What’s Left: Code Will Only Help Few

Will Jeb Bush’s New Tax Proposal Bring Change?

As the saying goes, a bird in the hand is worth two in the bush. In this instance, the metaphorical bush is, actually, a Bush. Jeb Bush, to be exact. Jeb is currently running for President, and, in order to accentuate his policy credentials, he released a dramatic, albeit predictable, conservative tax proposal. However, two oft-promised conservative “birds” (humor me as I extend this metaphor), balanced budgets and economic growth, will escape the hands of the American people under Jeb’s tax plan.

First, let’s examine Jeb’s tax proposal in the context of deficit reduction, a paramount concern for the Republican Party. Jeb is advertising his plan as “Reagan-Inspired,” saying it would be the ideological descendent of the 1986 Reagan tax cut, which Jeb selectively remembers as being successful. He might have forgotten that Reagan betrayed the core conservative principle of fiscal responsibility, as he ran up the deficit during this time to pay for things he couldn’t afford.  We know Jeb’s brother, George, also lacked fiscal discipline, as evident from the massive tax cuts (largely for the wealthy) that accompanied two neoconservative crusades in the Middle East and the establishment of Medicare Part D. Taken at face value, without any serious proposals for slashing spending, deficits under Jeb’s tax plan would be more of the same. The New York-based Center for Global Enterprise (among its members is Glenn Hubbard, a Bush economic advisor) estimated that even when taking economic growth into account, the Jeb tax plan will cost at least $1.2 trillion over ten years. Conservatives are quick to remind us that the national debt is approaching $19 trillion, but they refuse to specify how they would seriously cut spending to balance the budget. Jeb is no exception. His plan is fiscally irresponsible, and Jeb should either be honest with the public about which departments or major programs he intends to cut, or he should stop proposing expensive tax cuts under the guise of fiscal responsibility.

Secondly, “Jeb-onomics” will most likely fail to move the needle on economic growth, especially toward his arguably fantastical goal of four percent per year.
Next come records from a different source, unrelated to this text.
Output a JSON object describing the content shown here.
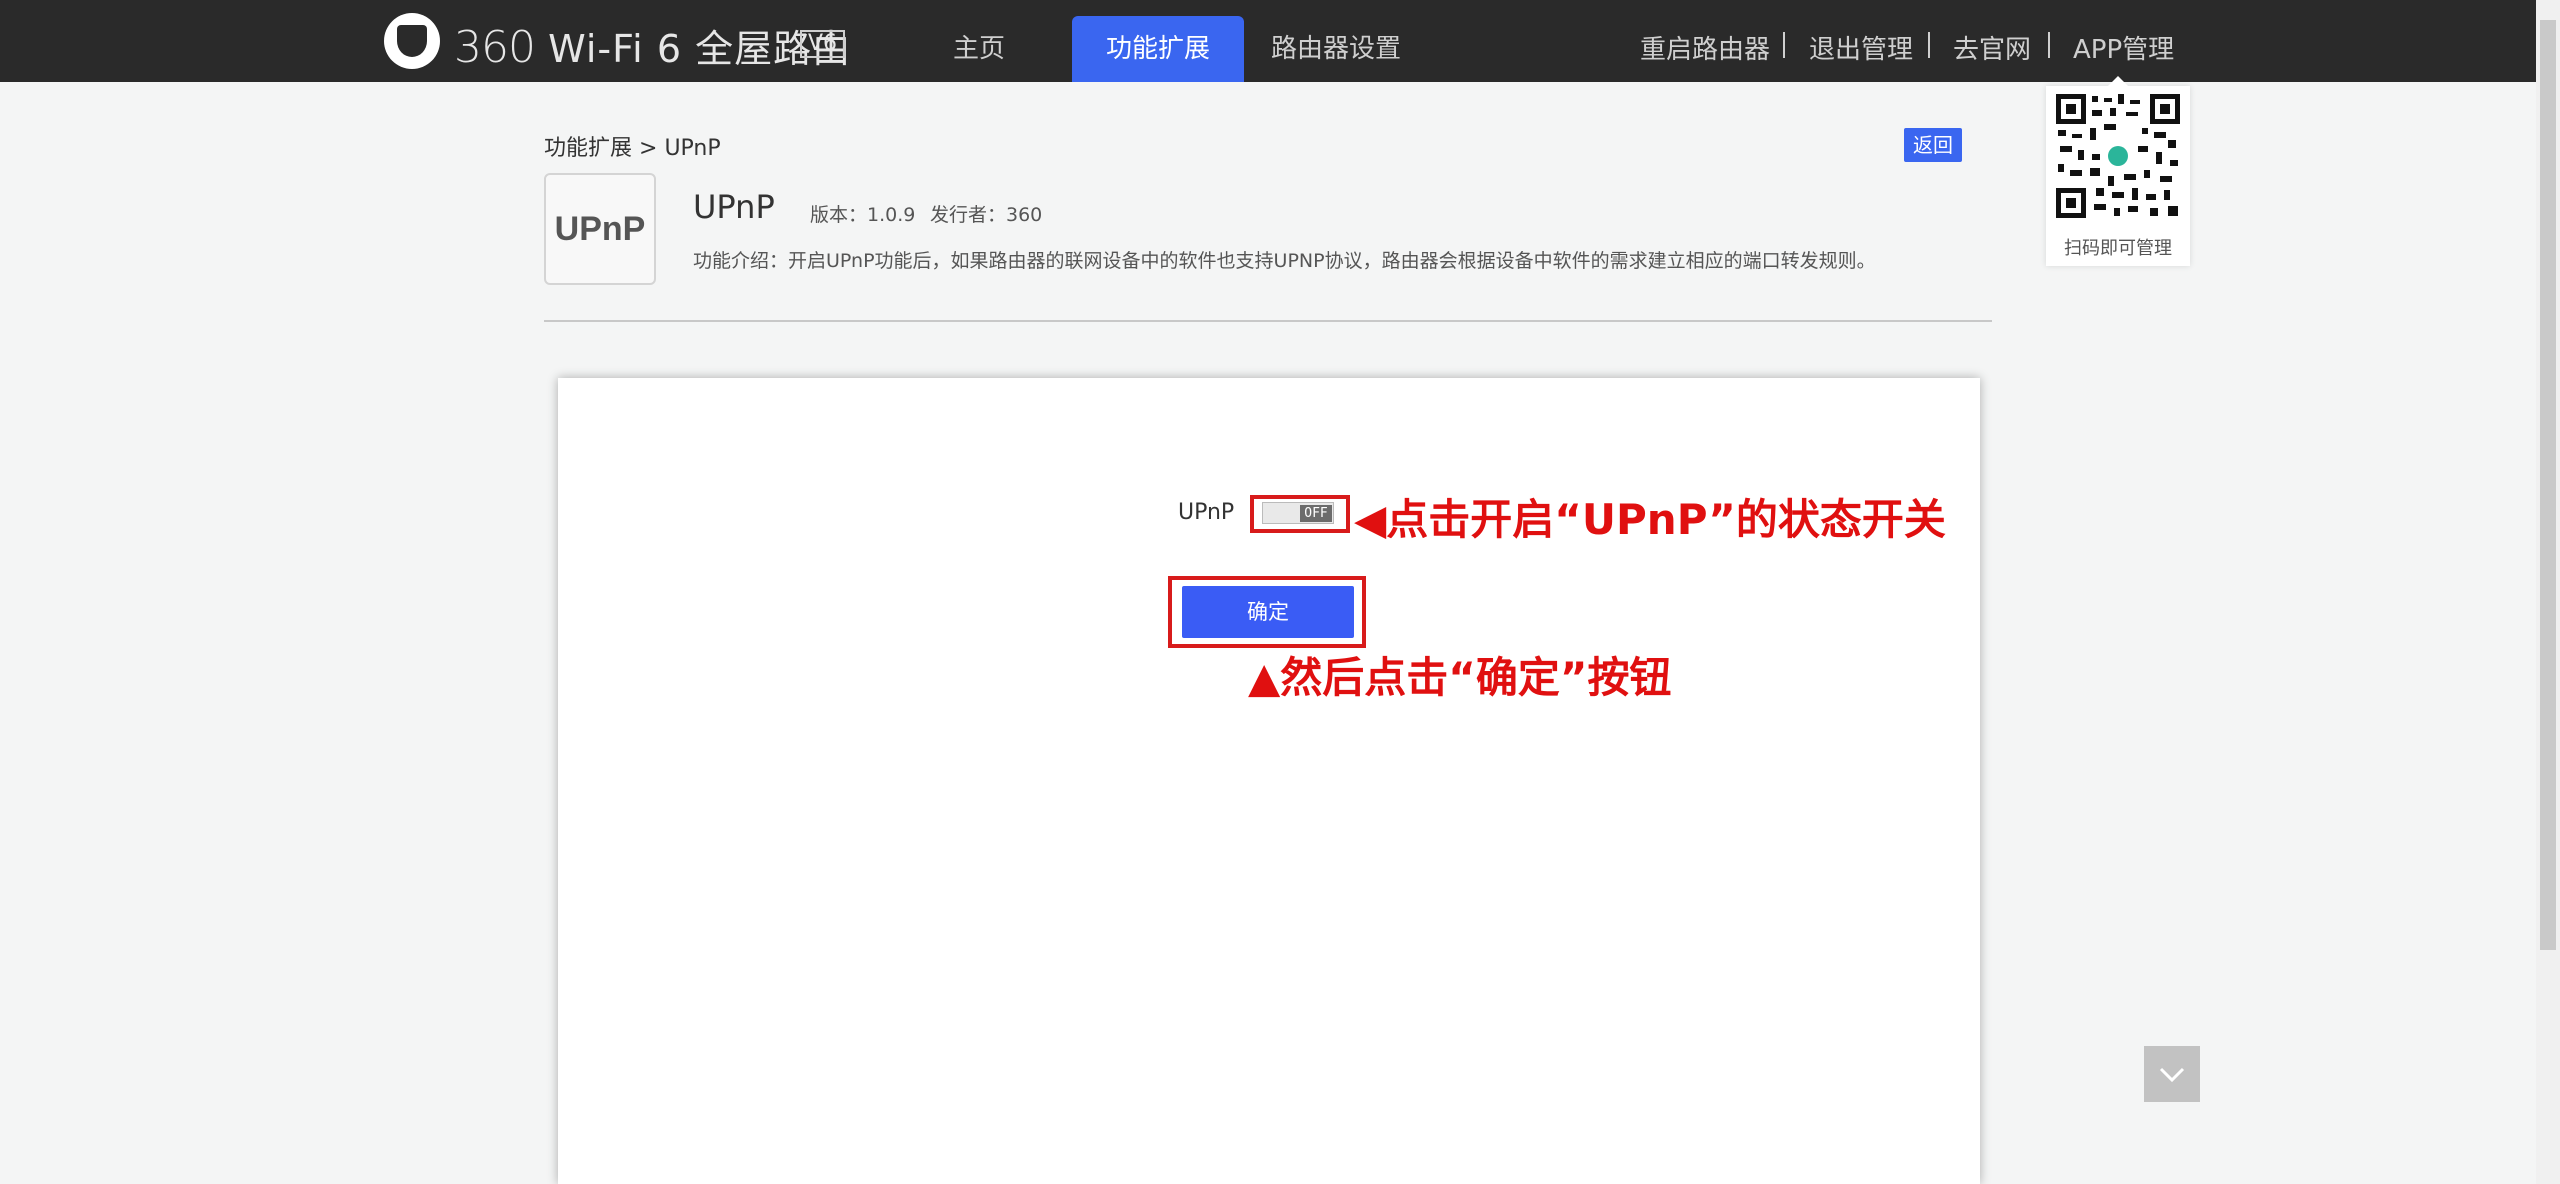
{
  "header": {
    "brand_number": "360",
    "brand_text": "Wi-Fi 6 全屋路由",
    "version_badge": "V6",
    "nav": [
      {
        "label": "主页",
        "active": false
      },
      {
        "label": "功能扩展",
        "active": true
      },
      {
        "label": "路由器设置",
        "active": false
      }
    ],
    "right_links": [
      "重启路由器",
      "退出管理",
      "去官网",
      "APP管理"
    ]
  },
  "breadcrumb": {
    "parent": "功能扩展",
    "separator": ">",
    "current": "UPnP"
  },
  "back_label": "返回",
  "app": {
    "icon_text": "UPnP",
    "title": "UPnP",
    "version": "版本：1.0.9",
    "publisher": "发行者：360",
    "description": "功能介绍：开启UPnP功能后，如果路由器的联网设备中的软件也支持UPNP协议，路由器会根据设备中软件的需求建立相应的端口转发规则。"
  },
  "qr": {
    "caption": "扫码即可管理"
  },
  "form": {
    "upnp_label": "UPnP",
    "toggle_state": "OFF",
    "confirm_label": "确定"
  },
  "annotations": {
    "toggle_note": "◀点击开启“UPnP”的状态开关",
    "confirm_note": "▲然后点击“确定”按钮"
  },
  "colors": {
    "accent": "#3a66f0",
    "topbar": "#2a2a2a",
    "annotation": "#e01010"
  },
  "icons": [
    "shield-logo-icon",
    "chevron-down-icon",
    "qr-code-icon"
  ]
}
While his tax policy claims to further this goal, the efficacy of his proposals are dubious, as they place too much faith in tax cuts for the wealthy. A nonpartisan group called Citizens for Tax Justice reported that more than half of the overall tax cut will go to the top one percent of earners. Also, Jeb’s plan eliminates the so-called death tax, which curbs the establishment of a self-perpetuating elite. Maybe if Jeb wanted to avoid frustrating campaign battles with trust-fund babies claiming to be shrewd businessmen (cough, Trump), he would rethink his position on this issue. All of this signals that the Bush family’s faith in trickle-down economics has yet to fade. The Bush tax cuts of the previous administration illustrated that cutting taxes on the wealthy is not a serious option for sparking fantastic economic growth. It doesn’t hold up in theory, and it doesn’t hold up in practice. Most importantly, Jeb touts that four percent growth will help boost wages for millions of Americans who haven’t seen a raise in years. However, he fails to understand that although the economy has grown for much of the past thirty years, wages have remained stagnant during that time frame, and nearly all of the new income generated in recent years has flowed to the top one percent of earners. The one percent will benefit greatly from Jeb’s tax plan, but the average American isn’t likely to see much of an improvement.

While Jeb’s tax plan is, as a whole, foolish, a few notable proposals are pleasing to the sober-minded among us. One such proposal is to expand the Earned Income Tax Credit for childless workers.  Not only would such an expansion result in lower taxes on our poorest citizens, it would incentivize unemployed workers to find jobs, since the marginal benefit of a small yet steady paycheck would increase as a result of a reduced tax burden on such work.  Another smart idea in Jeb’s plan is the proposal to close the carried interest loophole, which currently lines the pockets of Wall Street bankers while doing little for the common good. Additionally, Jeb’s premise of simplifying the tax code and removing costly special-interest deductions has found bipartisan support. President Obama himself has supported lowering the corporate tax rate under the condition of removing deductions that heavily favor certain sectors (e.g. finance) over others.

Ultimately, Jeb Bush does not share the same vision for the future as I do. I envision an America where every citizen has access to quality health care, where no child faces food insecurity, and where anyone seeking a college education can find access to it.  Jeb’s plan does not get us there, but neither does it achieve its own, conservative goals.  Instead, the American people will be left to watch the birds from a distance.